After being released from prison in 1972, Nee was an old man in his sixties, having missed both his wife’s and his sister’s deaths. Different from earlier hagiographies Nee (which always note the piece of paper that he tucked beneath his pillow in prison which read, “I shall die for believing in Christ.”), Lin’s family memories add a personal and human touch, which makes the tragic end of his life all the more poignant.
Along with Watchman Nee, Pastor Lin was one of a handful of Protestant leaders who were summoned to meet Premier Zhou Enlai in 1951. This meeting was held to examine their ties with Western missionary boards and to create a unified patriotic Protestant front. During their meeting, the eighteen delegates were asked to denunciate Westerns missionaries as the “imperialist agents under the cloak of religion.”
Lin records Pastor Lin’s response, “I have experienced an intense internal struggle, I stand here today with incomparable compunction, indignation, and grief.” And yet, he was forced to denunciate his supervisor at the Anglican-Episcopal Province of China (known in Chinese as the ‘Sheng Kung Hui’ 聖公會) from 1912 to 1949, stating, “I accuse him with the spirit of placing righteousness above private loyalty and explore his deeds as a lackey and accomplice of American imperialism and degenerate and sinner of our church.”
Denunciations aside, the CCP’s agenda to rid of Chinese Christian leaders of ties of to foreign missionaries arguably agreed with the Sheng Kung Hui’s own patriotic objectives, to elect clerics to carry on the work of promoting the Movement to Resist US Aggression and Aid Korea as well as the Three Self Reforms Movement. In 1950, led by K.H. Ting (1915-2012), the Anglican Bishop in Shanghai, forty Protestant Christian leaders in China had jointly signed a document entitled “Direction of Endeavor for Chinese Christianity in the Construction of New China.” The YMCA in China also provided a convenient launchpad—and the Party evidently had no qualms about using this Christian network to help their Communist revolution break into China’s cities.
But the love for China as a nation took diverged forms between the CCP and the Chinese Christians who initiated the Three Self Patriotic movement. The CCP’s secular radicalism eventually led to a strong anti-Christian and anti-foreign influence agenda, which created a revolutionary atmosphere so powerful that when Jennifer Lin’s grandfather urged his daughter to study English in order to go to the US one day, she replied, “Why bother? There’s no use for English in China.”
The story of how Pastor Lin raised money to send his children to the US before further storms came to the family is particularly moving. Jennifer Lin’s ties to the characters fill the reader with empathy, leaving the reader feeling as if they themselves are standing on the Bund in Shanghai with Pastor Lin, watching his sons sail away, knowing that this would be their last goodbye.
Jennifer Lin is a storyteller.
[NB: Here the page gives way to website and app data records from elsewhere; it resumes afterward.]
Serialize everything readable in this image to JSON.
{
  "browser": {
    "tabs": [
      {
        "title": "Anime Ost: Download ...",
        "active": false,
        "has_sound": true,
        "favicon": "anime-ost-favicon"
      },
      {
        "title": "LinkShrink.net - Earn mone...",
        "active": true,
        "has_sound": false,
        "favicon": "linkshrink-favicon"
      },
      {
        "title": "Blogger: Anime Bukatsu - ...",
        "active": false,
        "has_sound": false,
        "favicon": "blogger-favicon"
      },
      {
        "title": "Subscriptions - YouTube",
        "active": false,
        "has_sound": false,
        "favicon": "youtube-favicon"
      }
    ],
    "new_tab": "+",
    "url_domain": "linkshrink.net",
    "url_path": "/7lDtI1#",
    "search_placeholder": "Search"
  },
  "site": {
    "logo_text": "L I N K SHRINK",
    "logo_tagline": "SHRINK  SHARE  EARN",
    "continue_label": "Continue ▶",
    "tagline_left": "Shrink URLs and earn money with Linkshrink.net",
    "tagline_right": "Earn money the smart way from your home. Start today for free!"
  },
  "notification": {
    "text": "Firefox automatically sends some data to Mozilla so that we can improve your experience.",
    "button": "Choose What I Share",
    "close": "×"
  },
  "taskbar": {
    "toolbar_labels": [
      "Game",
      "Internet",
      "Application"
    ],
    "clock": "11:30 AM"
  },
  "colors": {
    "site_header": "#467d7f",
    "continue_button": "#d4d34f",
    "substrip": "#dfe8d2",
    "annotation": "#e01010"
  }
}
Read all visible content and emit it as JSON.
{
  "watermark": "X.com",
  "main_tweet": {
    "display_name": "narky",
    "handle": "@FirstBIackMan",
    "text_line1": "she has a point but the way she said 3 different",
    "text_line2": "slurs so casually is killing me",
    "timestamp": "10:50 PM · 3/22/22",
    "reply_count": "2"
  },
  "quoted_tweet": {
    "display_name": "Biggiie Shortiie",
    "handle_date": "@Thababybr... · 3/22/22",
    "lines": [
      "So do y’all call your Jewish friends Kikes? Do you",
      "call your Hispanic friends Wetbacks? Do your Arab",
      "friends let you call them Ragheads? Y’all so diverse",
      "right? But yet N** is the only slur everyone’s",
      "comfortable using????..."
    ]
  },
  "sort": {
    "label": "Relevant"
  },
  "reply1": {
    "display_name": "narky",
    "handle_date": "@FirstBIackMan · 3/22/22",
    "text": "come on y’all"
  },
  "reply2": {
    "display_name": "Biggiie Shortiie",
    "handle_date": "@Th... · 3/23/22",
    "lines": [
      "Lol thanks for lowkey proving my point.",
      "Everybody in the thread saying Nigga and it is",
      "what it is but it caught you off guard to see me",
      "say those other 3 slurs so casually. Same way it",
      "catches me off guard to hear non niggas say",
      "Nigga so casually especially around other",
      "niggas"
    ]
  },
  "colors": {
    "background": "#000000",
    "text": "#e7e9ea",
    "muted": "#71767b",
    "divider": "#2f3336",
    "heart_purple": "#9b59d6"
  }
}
As Milan Kundera writes in The Book of Memory and Forgetting, “The struggle of man against power is the struggle of memory against forgetting.” Tales like that of the Lin family deserve to be told again and again, because narratives like Shanghai Faithful reinterpret history, providing an alternative to the official account. Even if we remain ultimately unable to reverse the passage of time, it is only by allowing memories and official accounts to coexist that we are able to piece together the larger picture. This is the tenacity of memory. ∎